The Greens believe that “God has blessed them so that they might bless others” (by refusing Hobby Lobby’s female employees access to healthcare—I guess God really does work in mysterious ways) and if you don’t believe them, just read Hobby Lobby’s statement of purpose!

Honoring the Lord in all we do by operating the company in a manner consistent with Biblical principles.

Offering our customers an exception selection and value.

Serving our employees and their families by establishing a work environment and company policies that build character, strengthen individuals, and nurture families.

Providing a return on the owners’ investment, sharing the Lord’s blessing with our employees, and investing in our communities.

Who needs healthcare? You are blessed with savings, ladies! And isn’t that enough? Besides, everybody knows that Jesus loved a white sale.

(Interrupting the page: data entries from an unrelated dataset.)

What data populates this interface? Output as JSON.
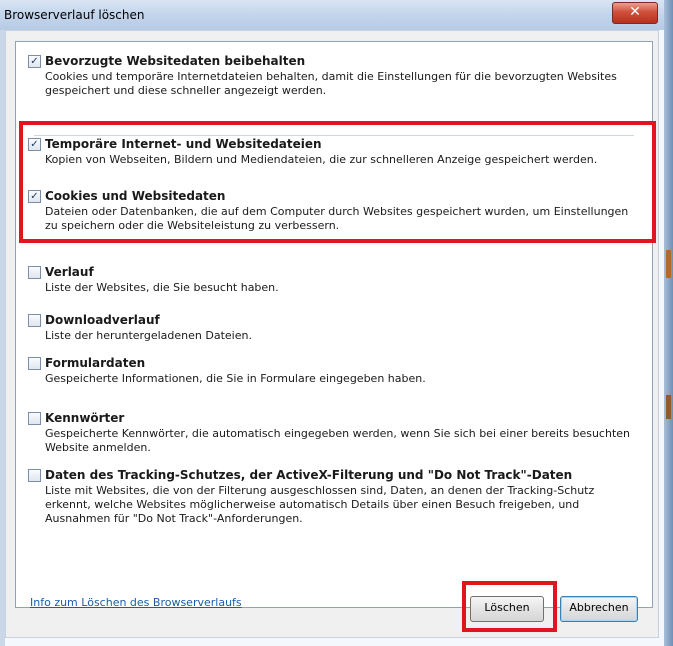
{
  "window": {
    "title": "Browserverlauf löschen",
    "close_glyph": "✕"
  },
  "options": [
    {
      "checked": true,
      "label": "Bevorzugte Websitedaten beibehalten",
      "description": "Cookies und temporäre Internetdateien behalten, damit die Einstellungen für die bevorzugten Websites gespeichert und diese schneller angezeigt werden."
    },
    {
      "checked": true,
      "label": "Temporäre Internet- und Websitedateien",
      "description": "Kopien von Webseiten, Bildern und Mediendateien, die zur schnelleren Anzeige gespeichert werden."
    },
    {
      "checked": true,
      "label": "Cookies und Websitedaten",
      "description": "Dateien oder Datenbanken, die auf dem Computer durch Websites gespeichert wurden, um Einstellungen zu speichern oder die Websiteleistung zu verbessern."
    },
    {
      "checked": false,
      "label": "Verlauf",
      "description": "Liste der Websites, die Sie besucht haben."
    },
    {
      "checked": false,
      "label": "Downloadverlauf",
      "description": "Liste der heruntergeladenen Dateien."
    },
    {
      "checked": false,
      "label": "Formulardaten",
      "description": "Gespeicherte Informationen, die Sie in Formulare eingegeben haben."
    },
    {
      "checked": false,
      "label": "Kennwörter",
      "description": "Gespeicherte Kennwörter, die automatisch eingegeben werden, wenn Sie sich bei einer bereits besuchten Website anmelden."
    },
    {
      "checked": false,
      "label": "Daten des Tracking-Schutzes, der ActiveX-Filterung und \"Do Not Track\"-Daten",
      "description": "Liste mit Websites, die von der Filterung ausgeschlossen sind, Daten, an denen der Tracking-Schutz erkennt, welche Websites möglicherweise automatisch Details über einen Besuch freigeben, und Ausnahmen für \"Do Not Track\"-Anforderungen."
    }
  ],
  "footer": {
    "info_link": "Info zum Löschen des Browserverlaufs",
    "delete_label": "Löschen",
    "cancel_label": "Abbrechen"
  },
  "colors": {
    "highlight": "#e0151e",
    "link": "#1e5aa8"
  }
}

In short, Hobby Lobby has got its bedazzlers all fired up for Jesus — except when it comes to actually making sure that its insurance policies didn’t already cover what it falsely calls “abortion-inducing drugs.” Like Wheaton College, Hobby Lobby’s claimed religious fervor is belied by its failure to perfectly adhere to its purported religious tenets.

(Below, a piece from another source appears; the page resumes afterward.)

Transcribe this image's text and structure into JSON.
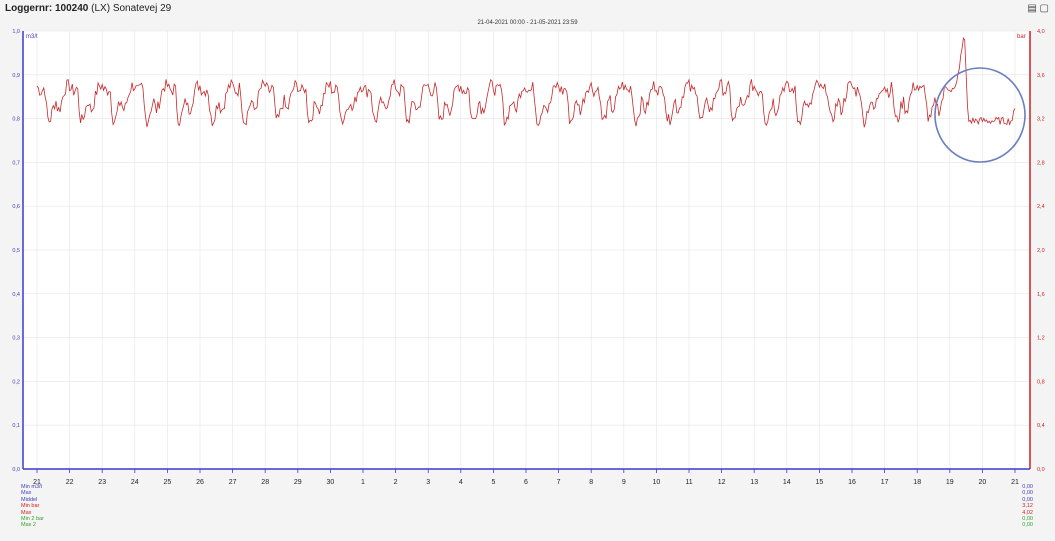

Recently after learning about the nationally prominent HHS mandate controversy, Hobby Lobby re-examined its insurance policies to ensure they continued to be consistent with its faith. During that re-examination, Hobby Lobby discovered that the formulary for its prescription drug policy included two drugs—Plan B and Ella— that could cause an abortion. Coverage of these drugs was not included knowingly or deliberately by the Green family. Such coverage is out of step with the rest of Hobby Lobby’s policies, which explicitly exclude abortion-causing contraceptive devices and pregnancy-termination drugs. Hobby Lobby therefore immediately excluded the inconsistent drugs from its policies.”

As with Wheaton College, it seems that Hobby Lobby saw fit to ramp up its religious fervor only when it became politically expedient to do so. As such, Hobby Lobby’s complaints about religious freedom ring as hollow as they do false.

And, as with Wheaton College and the Hercules Industries lawsuit in Colorado, Hobby Lobby’s lawsuit takes “Corporations are people, my friend” a bit too far. Hobby Lobby is not a sentient being.  It is not capable of exercising religious freedom. Certainly the founders are, but that is not what’s being argued. Hobby Lobby is projecting personal and individual rights on to a corporation, and in so doing, deny personal and individual rights of actual people.

This has nothing to do with religious freedom and everything about controlling women’s bodies. Full stop.

Sign the UltraViolet petition telling Hobby Lobby to drop their suit and stay out of their employees’ personal health care decisions and check out some creations from crafty petition supporters on this fun tumblr.